Thanks in part to breakthroughs of mRNA and CRISPR technologies, billions of dollars of funding — both private and public — have been flowing into the life science sectors in recent years, according to news reports.
Investors are paying top dollar for lab space, and developers are rushing to bring more to market. While there has been some concern in recent months that rising interest rates and general economic weakness could cause a slowdown in the sector, it has not yet manifested in the sales and supply data, says Commercial Cafe in its latest report.
Here are other highlights from the CommercialCafe report:
Life science properties continue to command high sale prices in 2022, with the average facility trading at $645 per square foot, 150% higher than the overall average of $258 per square foot for general office buildings. Buildings that are candidates for lab space conversions can command higher prices, too. DivcoWest bought the 138,400-square-foot 5000 Shoreline Court in South San Francisco for $164.5 million ($1,188 per square foot) and immediately began converting the building into lab space.
Developers are rushing to build in life science markets as supply of lab space lags demand. Including owner-occupied properties, 21.6 million square feet of lab space is underway nationally. Boston currently has 27 projects totaling 8.4 million square feet under construction, followed by San Diego (eight properties, 2.9 million square feet) and San Francisco (10 properties, 2.6 million square feet).
New supply has also been growing in tertiary life science markets. PNB and Montgomery Street Partners announced they will be developing the first speculative life science property in Boulder County, Colorado, with the 365,000-square-foot Coal Creek Innovation Park. S3 Biotech is developing a 2.5-million-square-foot campus in Phoenix that includes life science, medical office and sports science facilities.

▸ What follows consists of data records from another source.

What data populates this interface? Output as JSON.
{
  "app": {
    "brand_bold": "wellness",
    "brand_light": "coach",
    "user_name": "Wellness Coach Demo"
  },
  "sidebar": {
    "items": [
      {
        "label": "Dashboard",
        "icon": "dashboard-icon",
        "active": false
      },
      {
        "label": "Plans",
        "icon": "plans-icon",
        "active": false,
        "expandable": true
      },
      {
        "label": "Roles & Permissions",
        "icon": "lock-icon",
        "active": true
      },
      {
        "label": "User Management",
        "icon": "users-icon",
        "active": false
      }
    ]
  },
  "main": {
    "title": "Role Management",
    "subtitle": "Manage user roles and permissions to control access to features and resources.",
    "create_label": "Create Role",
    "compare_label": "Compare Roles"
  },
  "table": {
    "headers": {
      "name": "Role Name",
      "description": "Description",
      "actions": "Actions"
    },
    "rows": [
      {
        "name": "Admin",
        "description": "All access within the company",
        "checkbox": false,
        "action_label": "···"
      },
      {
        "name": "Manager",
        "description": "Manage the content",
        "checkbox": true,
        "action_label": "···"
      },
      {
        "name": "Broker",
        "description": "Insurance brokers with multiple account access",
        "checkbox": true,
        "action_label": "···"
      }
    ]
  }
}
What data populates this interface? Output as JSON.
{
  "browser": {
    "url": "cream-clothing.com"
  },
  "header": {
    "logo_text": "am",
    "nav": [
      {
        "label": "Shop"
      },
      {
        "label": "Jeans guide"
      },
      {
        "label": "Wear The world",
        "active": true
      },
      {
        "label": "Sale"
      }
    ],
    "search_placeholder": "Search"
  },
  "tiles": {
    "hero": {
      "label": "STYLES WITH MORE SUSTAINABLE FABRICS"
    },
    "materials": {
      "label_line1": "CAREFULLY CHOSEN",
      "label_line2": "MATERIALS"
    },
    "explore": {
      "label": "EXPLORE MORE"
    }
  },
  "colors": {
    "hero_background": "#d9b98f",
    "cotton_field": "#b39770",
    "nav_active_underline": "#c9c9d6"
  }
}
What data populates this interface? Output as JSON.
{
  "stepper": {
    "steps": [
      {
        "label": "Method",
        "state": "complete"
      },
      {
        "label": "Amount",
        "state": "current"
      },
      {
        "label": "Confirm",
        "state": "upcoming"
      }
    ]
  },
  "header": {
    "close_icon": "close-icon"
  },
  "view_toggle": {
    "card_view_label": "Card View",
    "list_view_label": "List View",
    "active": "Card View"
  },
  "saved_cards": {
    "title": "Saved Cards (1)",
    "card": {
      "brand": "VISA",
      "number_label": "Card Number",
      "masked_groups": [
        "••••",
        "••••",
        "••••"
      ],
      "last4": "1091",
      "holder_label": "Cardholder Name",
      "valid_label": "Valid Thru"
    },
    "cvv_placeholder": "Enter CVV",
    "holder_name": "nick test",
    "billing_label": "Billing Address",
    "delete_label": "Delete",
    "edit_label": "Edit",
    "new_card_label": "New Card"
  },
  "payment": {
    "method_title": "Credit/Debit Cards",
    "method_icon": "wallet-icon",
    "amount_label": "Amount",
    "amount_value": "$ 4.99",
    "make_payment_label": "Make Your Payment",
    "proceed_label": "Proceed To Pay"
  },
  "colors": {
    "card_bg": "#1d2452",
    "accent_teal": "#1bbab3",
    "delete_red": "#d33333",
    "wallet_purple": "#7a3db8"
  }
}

A recent CommercialCafe analysis of data from The Bureau of Labor Statistics (BLS) found that in 2021 life sciences employment was highest in Boston (23,900 jobs), New York (18,100) and San Francisco (14,200). The BLS also estimates employment in all science, technology, engineering and math (STEM) occupations, giving a broader look at the number of science and tech workers in a particular metro.
The metros with the most STEM workers in 2021 were New York (515,540), Washington, D.C (364,140), Los Angeles (342,870) and San Francisco (289,960). Metros with the highest STEM jobs as a percentage of all employment were California-Lexington Park, Md. (24.4%), San Jose (22.1%) and Boulder (17.8%).